Data provided:
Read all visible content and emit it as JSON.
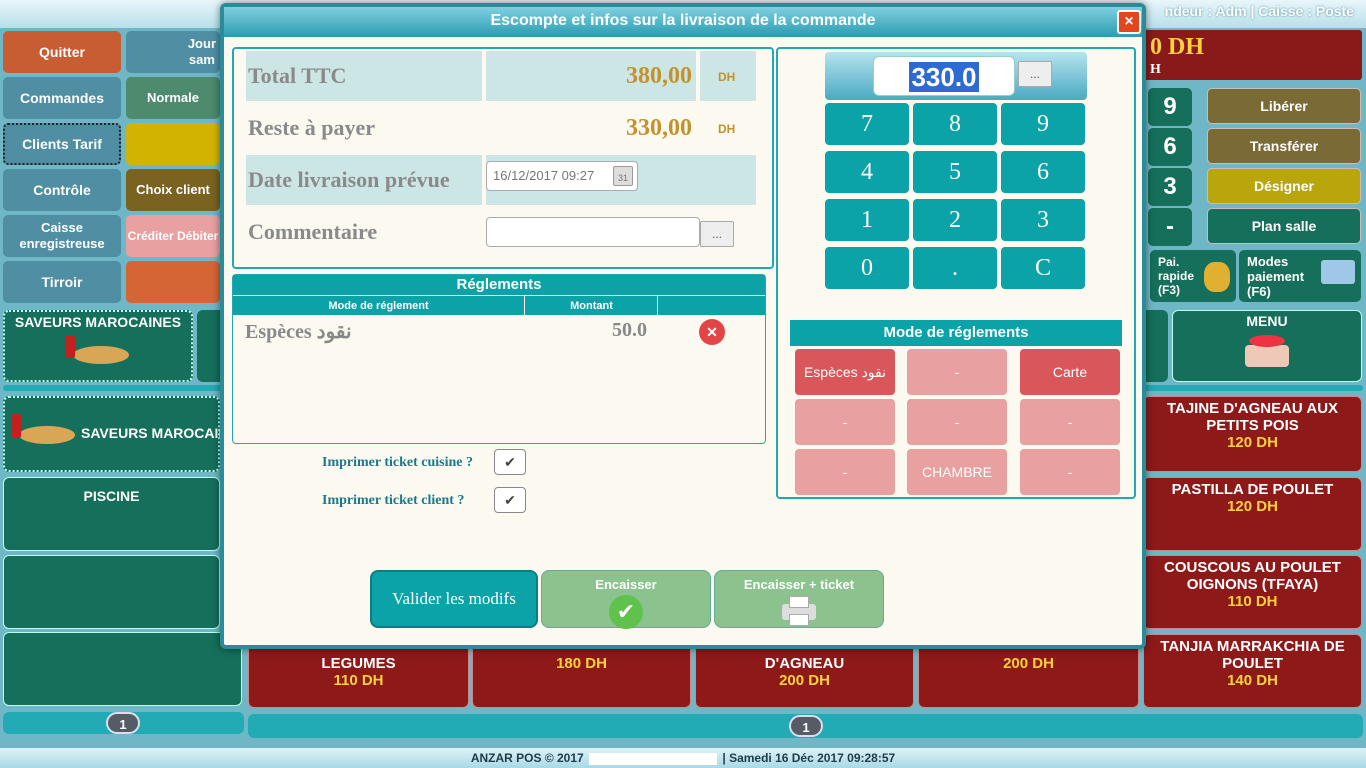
{
  "topbar": {
    "user_text": "ndeur : Adm | Caisse : Poste"
  },
  "big_total": {
    "text": "0 DH",
    "sub": "H"
  },
  "left_buttons": {
    "quit": "Quitter",
    "journee": "Jour\nsam",
    "commands": "Commandes",
    "normale": "Normale",
    "clients_tarif": "Clients Tarif",
    "controle": "Contrôle",
    "choix_client": "Choix client",
    "caisse": "Caisse enregistreuse",
    "crediter": "Créditer Débiter",
    "tiroir": "Tirroir"
  },
  "categories": [
    {
      "label": "SAVEURS MAROCAINES"
    },
    {
      "label": "SAVEURS MAROCAIN"
    },
    {
      "label": "PISCINE"
    },
    {
      "label": "MENU"
    }
  ],
  "right_buttons": {
    "liberer": "Libérer",
    "transferer": "Transférer",
    "designer": "Désigner",
    "plan_salle": "Plan salle",
    "pai_rapide": "Pai. rapide (F3)",
    "modes_paiement": "Modes paiement (F6)",
    "digit9": "9",
    "digit6": "6",
    "digit3": "3",
    "digitminus": "-"
  },
  "products_right": [
    {
      "name": "TAJINE D'AGNEAU AUX PETITS POIS",
      "price": "120 DH"
    },
    {
      "name": "PASTILLA DE POULET",
      "price": "120 DH"
    },
    {
      "name": "COUSCOUS AU POULET OIGNONS (TFAYA)",
      "price": "110 DH"
    },
    {
      "name": "TANJIA MARRAKCHIA DE POULET",
      "price": "140 DH"
    }
  ],
  "products_bottom": [
    {
      "name": "LEGUMES",
      "price": "110 DH"
    },
    {
      "name": "",
      "price": "180 DH"
    },
    {
      "name": "D'AGNEAU",
      "price": "200 DH"
    },
    {
      "name": "",
      "price": "200 DH"
    }
  ],
  "pagers": {
    "left": "1",
    "right": "1"
  },
  "footer": {
    "left": "ANZAR POS © 2017",
    "right": "| Samedi 16 Déc 2017 09:28:57"
  },
  "modal": {
    "title": "Escompte et infos sur la livraison de la commande",
    "close": "×",
    "total_label": "Total TTC",
    "total_value": "380,00",
    "total_unit": "DH",
    "reste_label": "Reste à payer",
    "reste_value": "330,00",
    "reste_unit": "DH",
    "date_label": "Date livraison prévue",
    "date_value": "16/12/2017 09:27",
    "calendar_day": "31",
    "comment_label": "Commentaire",
    "comment_value": "",
    "dots": "...",
    "reglements_title": "Réglements",
    "col_mode": "Mode de réglement",
    "col_montant": "Montant",
    "payment_rows": [
      {
        "mode": "Espèces نقود",
        "amount": "50.0"
      }
    ],
    "print_kitchen": "Imprimer ticket cuisine ?",
    "print_client": "Imprimer ticket client ?",
    "check_mark": "✔",
    "valider": "Valider les modifs",
    "encaisser": "Encaisser",
    "encaisser_ticket": "Encaisser + ticket",
    "amount_display": "330.0",
    "keys": [
      "7",
      "8",
      "9",
      "4",
      "5",
      "6",
      "1",
      "2",
      "3",
      "0",
      ".",
      "C"
    ],
    "mode_title": "Mode de réglements",
    "modes": [
      "Espèces نقود",
      "-",
      "Carte",
      "-",
      "-",
      "-",
      "-",
      "CHAMBRE",
      "-"
    ]
  }
}
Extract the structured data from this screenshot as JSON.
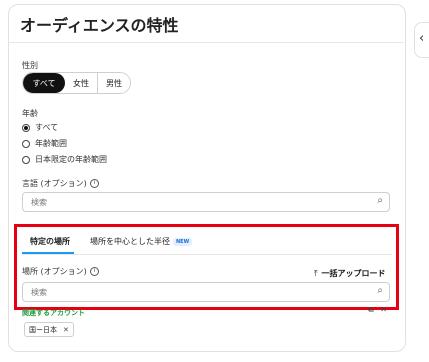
{
  "title": "オーディエンスの特性",
  "gender": {
    "label": "性別",
    "options": [
      "すべて",
      "女性",
      "男性"
    ],
    "selected": "すべて"
  },
  "age": {
    "label": "年齢",
    "options": [
      "すべて",
      "年齢範囲",
      "日本限定の年齢範囲"
    ],
    "selected": "すべて"
  },
  "language": {
    "label": "言語 (オプション)",
    "placeholder": "検索"
  },
  "location": {
    "tabs": [
      {
        "label": "特定の場所",
        "active": true
      },
      {
        "label": "場所を中心とした半径",
        "badge": "NEW",
        "active": false
      }
    ],
    "label": "場所 (オプション)",
    "bulk_upload": "一括アップロード",
    "placeholder": "検索"
  },
  "related_accounts": {
    "label": "関連するアカウント",
    "chip": "国ー日本"
  },
  "colors": {
    "highlight_border": "#e60012",
    "tab_accent": "#1d9bf0",
    "related_label": "#1a9e3f",
    "selected_segment": "#111111"
  }
}
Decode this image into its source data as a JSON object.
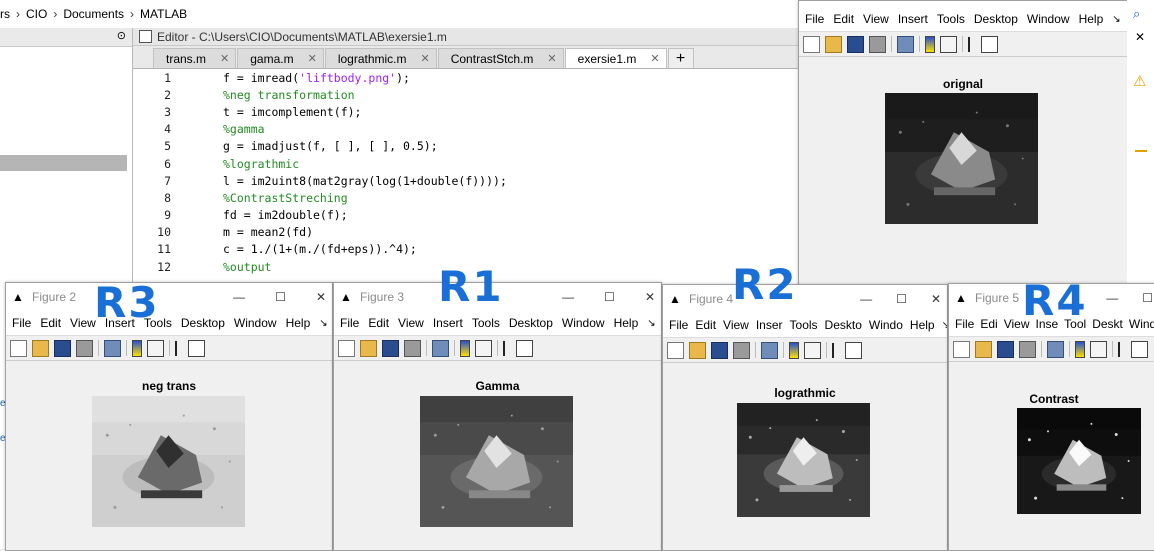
{
  "breadcrumb": [
    "rs",
    "CIO",
    "Documents",
    "MATLAB"
  ],
  "editor": {
    "title": "Editor - C:\\Users\\CIO\\Documents\\MATLAB\\exersie1.m",
    "tabs": [
      "trans.m",
      "gama.m",
      "lograthmic.m",
      "ContrastStch.m",
      "exersie1.m"
    ],
    "active_tab": "exersie1.m",
    "lines": [
      {
        "n": "1",
        "pre": "f = imread(",
        "str": "'liftbody.png'",
        "post": ");",
        "cm": ""
      },
      {
        "n": "2",
        "pre": "",
        "str": "",
        "post": "",
        "cm": "%neg transformation"
      },
      {
        "n": "3",
        "pre": "t = imcomplement(f);",
        "str": "",
        "post": "",
        "cm": ""
      },
      {
        "n": "4",
        "pre": "",
        "str": "",
        "post": "",
        "cm": "%gamma"
      },
      {
        "n": "5",
        "pre": "g = imadjust(f, [ ], [ ], 0.5);",
        "str": "",
        "post": "",
        "cm": ""
      },
      {
        "n": "6",
        "pre": "",
        "str": "",
        "post": "",
        "cm": "%lograthmic"
      },
      {
        "n": "7",
        "pre": "l = im2uint8(mat2gray(log(1+double(f))));",
        "str": "",
        "post": "",
        "cm": ""
      },
      {
        "n": "8",
        "pre": "",
        "str": "",
        "post": "",
        "cm": "%ContrastStreching"
      },
      {
        "n": "9",
        "pre": "fd = im2double(f);",
        "str": "",
        "post": "",
        "cm": ""
      },
      {
        "n": "10",
        "pre": "m = mean2(fd)",
        "str": "",
        "post": "",
        "cm": ""
      },
      {
        "n": "11",
        "pre": "c = 1./(1+(m./(fd+eps)).^4);",
        "str": "",
        "post": "",
        "cm": ""
      },
      {
        "n": "12",
        "pre": "",
        "str": "",
        "post": "",
        "cm": "%output"
      }
    ]
  },
  "figures": {
    "main": {
      "menu": [
        "File",
        "Edit",
        "View",
        "Insert",
        "Tools",
        "Desktop",
        "Window",
        "Help"
      ],
      "plot_title": "orignal"
    },
    "fig2": {
      "title": "Figure 2",
      "menu": [
        "File",
        "Edit",
        "View",
        "Insert",
        "Tools",
        "Desktop",
        "Window",
        "Help"
      ],
      "plot_title": "neg trans",
      "label": "R3"
    },
    "fig3": {
      "title": "Figure 3",
      "menu": [
        "File",
        "Edit",
        "View",
        "Insert",
        "Tools",
        "Desktop",
        "Window",
        "Help"
      ],
      "plot_title": "Gamma",
      "label": "R1"
    },
    "fig4": {
      "title": "Figure 4",
      "menu": [
        "File",
        "Edit",
        "View",
        "Inser",
        "Tools",
        "Deskto",
        "Windo",
        "Help"
      ],
      "plot_title": "lograthmic",
      "label": "R2"
    },
    "fig5": {
      "title": "Figure 5",
      "menu": [
        "File",
        "Edi",
        "View",
        "Inse",
        "Tool",
        "Deskt",
        "Wind"
      ],
      "plot_title": "Contrast",
      "label": "R4"
    }
  },
  "icon_names": [
    "new-file-icon",
    "open-icon",
    "save-icon",
    "print-icon",
    "link-icon",
    "colorbar-icon",
    "legend-icon",
    "pointer-icon",
    "dock-icon"
  ]
}
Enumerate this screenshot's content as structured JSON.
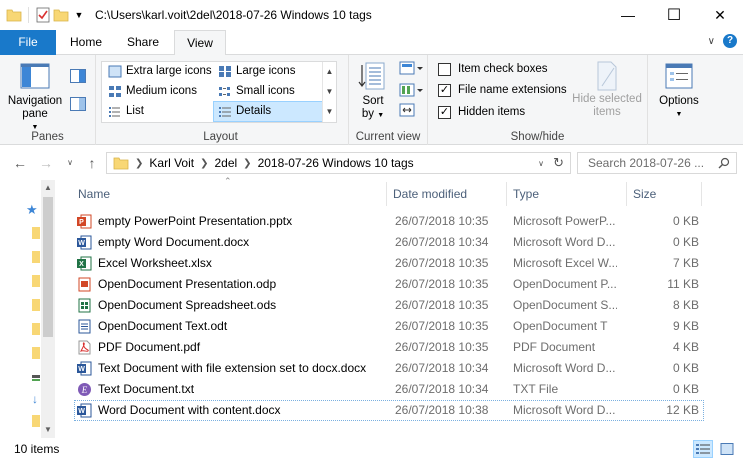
{
  "window": {
    "title": "C:\\Users\\karl.voit\\2del\\2018-07-26 Windows 10 tags",
    "minimize": "—",
    "maximize": "☐",
    "close": "✕"
  },
  "ribbon_tabs": [
    {
      "label": "File"
    },
    {
      "label": "Home"
    },
    {
      "label": "Share"
    },
    {
      "label": "View"
    }
  ],
  "ribbon": {
    "panes": {
      "label": "Panes",
      "navigation_pane_line1": "Navigation",
      "navigation_pane_line2": "pane"
    },
    "layout": {
      "label": "Layout",
      "items": [
        {
          "label": "Extra large icons"
        },
        {
          "label": "Large icons"
        },
        {
          "label": "Medium icons"
        },
        {
          "label": "Small icons"
        },
        {
          "label": "List"
        },
        {
          "label": "Details"
        }
      ],
      "selected": "Details"
    },
    "current_view": {
      "label": "Current view",
      "sort_by_line1": "Sort",
      "sort_by_line2": "by"
    },
    "show_hide": {
      "label": "Show/hide",
      "item_check_boxes": {
        "label": "Item check boxes",
        "checked": false
      },
      "file_name_extensions": {
        "label": "File name extensions",
        "checked": true
      },
      "hidden_items": {
        "label": "Hidden items",
        "checked": true
      },
      "hide_selected_line1": "Hide selected",
      "hide_selected_line2": "items"
    },
    "options": {
      "label": "Options"
    }
  },
  "address": {
    "crumbs": [
      "Karl Voit",
      "2del",
      "2018-07-26 Windows 10 tags"
    ],
    "search_placeholder": "Search 2018-07-26 ..."
  },
  "columns": {
    "name": "Name",
    "date": "Date modified",
    "type": "Type",
    "size": "Size"
  },
  "files": [
    {
      "name": "empty PowerPoint Presentation.pptx",
      "date": "26/07/2018 10:35",
      "type": "Microsoft PowerP...",
      "size": "0 KB",
      "icon": "powerpoint-icon",
      "color": "#d24726"
    },
    {
      "name": "empty Word Document.docx",
      "date": "26/07/2018 10:34",
      "type": "Microsoft Word D...",
      "size": "0 KB",
      "icon": "word-icon",
      "color": "#2b579a"
    },
    {
      "name": "Excel Worksheet.xlsx",
      "date": "26/07/2018 10:35",
      "type": "Microsoft Excel W...",
      "size": "7 KB",
      "icon": "excel-icon",
      "color": "#217346"
    },
    {
      "name": "OpenDocument Presentation.odp",
      "date": "26/07/2018 10:35",
      "type": "OpenDocument P...",
      "size": "11 KB",
      "icon": "odp-icon",
      "color": "#d24726"
    },
    {
      "name": "OpenDocument Spreadsheet.ods",
      "date": "26/07/2018 10:35",
      "type": "OpenDocument S...",
      "size": "8 KB",
      "icon": "ods-icon",
      "color": "#217346"
    },
    {
      "name": "OpenDocument Text.odt",
      "date": "26/07/2018 10:35",
      "type": "OpenDocument T",
      "size": "9 KB",
      "icon": "odt-icon",
      "color": "#2b579a"
    },
    {
      "name": "PDF Document.pdf",
      "date": "26/07/2018 10:35",
      "type": "PDF Document",
      "size": "4 KB",
      "icon": "pdf-icon",
      "color": "#d9302f"
    },
    {
      "name": "Text Document with file extension set to docx.docx",
      "date": "26/07/2018 10:34",
      "type": "Microsoft Word D...",
      "size": "0 KB",
      "icon": "word-icon",
      "color": "#2b579a"
    },
    {
      "name": "Text Document.txt",
      "date": "26/07/2018 10:34",
      "type": "TXT File",
      "size": "0 KB",
      "icon": "emacs-icon",
      "color": "#7f5ab6"
    },
    {
      "name": "Word Document with content.docx",
      "date": "26/07/2018 10:38",
      "type": "Microsoft Word D...",
      "size": "12 KB",
      "icon": "word-icon",
      "color": "#2b579a"
    }
  ],
  "status": {
    "item_count": "10 items"
  }
}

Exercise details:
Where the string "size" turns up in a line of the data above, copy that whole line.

Answer to this exercise:
    "size": "Size"
      "size": "0 KB",
      "size": "0 KB",
      "size": "7 KB",
      "size": "11 KB",
      "size": "8 KB",
      "size": "9 KB",
      "size": "4 KB",
      "size": "0 KB",
      "size": "0 KB",
      "size": "12 KB",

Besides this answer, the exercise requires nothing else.